◆ MATERIAL SUPPLIED ◆
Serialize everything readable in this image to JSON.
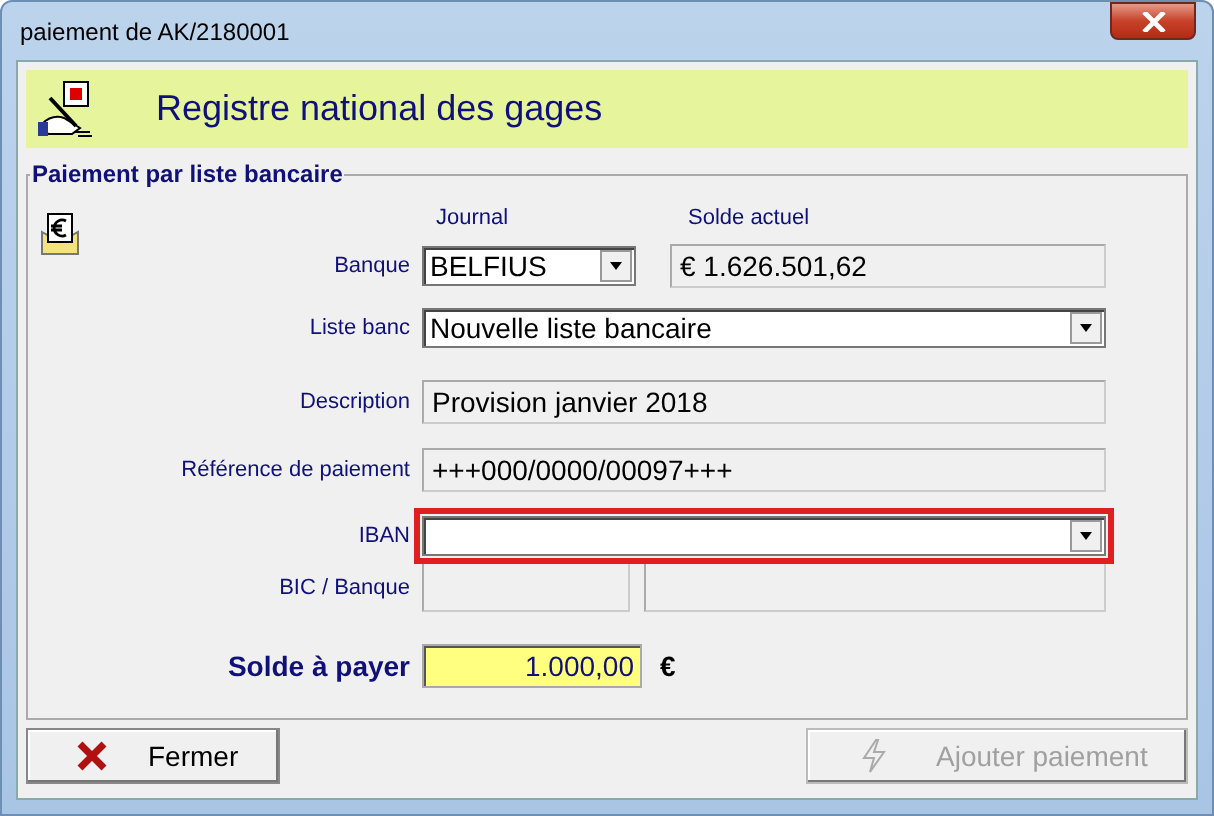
{
  "window": {
    "title": "paiement de AK/2180001"
  },
  "banner": {
    "title": "Registre national des gages"
  },
  "group": {
    "title": "Paiement par liste bancaire"
  },
  "column_headers": [
    "Journal",
    "Solde actuel"
  ],
  "rows": [
    {
      "kind": "pair",
      "label": "Banque",
      "combo": "BELFIUS",
      "value": "€ 1.626.501,62"
    },
    {
      "kind": "combo",
      "label": "Liste banc",
      "value": "Nouvelle liste bancaire",
      "highlighted": false
    },
    {
      "kind": "text",
      "label": "Description",
      "value": "Provision janvier 2018"
    },
    {
      "kind": "text",
      "label": "Référence de paiement",
      "value": "+++000/0000/00097+++"
    },
    {
      "kind": "combo",
      "label": "IBAN",
      "highlighted": true
    },
    {
      "kind": "split",
      "label": "BIC / Banque"
    }
  ],
  "balance": {
    "label": "Solde à payer",
    "value": "1.000,00",
    "currency": "€"
  },
  "buttons": [
    {
      "kind": "close",
      "label": "Fermer",
      "disabled": false
    },
    {
      "kind": "add",
      "label": "Ajouter paiement",
      "disabled": true
    }
  ]
}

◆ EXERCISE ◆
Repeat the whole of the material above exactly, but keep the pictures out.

◆ SOLUTION TO THIS PROBLEM ◆
Serialize everything readable in this image to JSON.
{
  "window": {
    "title": "paiement de AK/2180001"
  },
  "banner": {
    "title": "Registre national des gages"
  },
  "group": {
    "title": "Paiement par liste bancaire"
  },
  "column_headers": [
    "Journal",
    "Solde actuel"
  ],
  "rows": [
    {
      "kind": "pair",
      "label": "Banque",
      "combo": "BELFIUS",
      "value": "€ 1.626.501,62"
    },
    {
      "kind": "combo",
      "label": "Liste banc",
      "value": "Nouvelle liste bancaire",
      "highlighted": false
    },
    {
      "kind": "text",
      "label": "Description",
      "value": "Provision janvier 2018"
    },
    {
      "kind": "text",
      "label": "Référence de paiement",
      "value": "+++000/0000/00097+++"
    },
    {
      "kind": "combo",
      "label": "IBAN",
      "highlighted": true
    },
    {
      "kind": "split",
      "label": "BIC / Banque"
    }
  ],
  "balance": {
    "label": "Solde à payer",
    "value": "1.000,00",
    "currency": "€"
  },
  "buttons": [
    {
      "kind": "close",
      "label": "Fermer",
      "disabled": false
    },
    {
      "kind": "add",
      "label": "Ajouter paiement",
      "disabled": true
    }
  ]
}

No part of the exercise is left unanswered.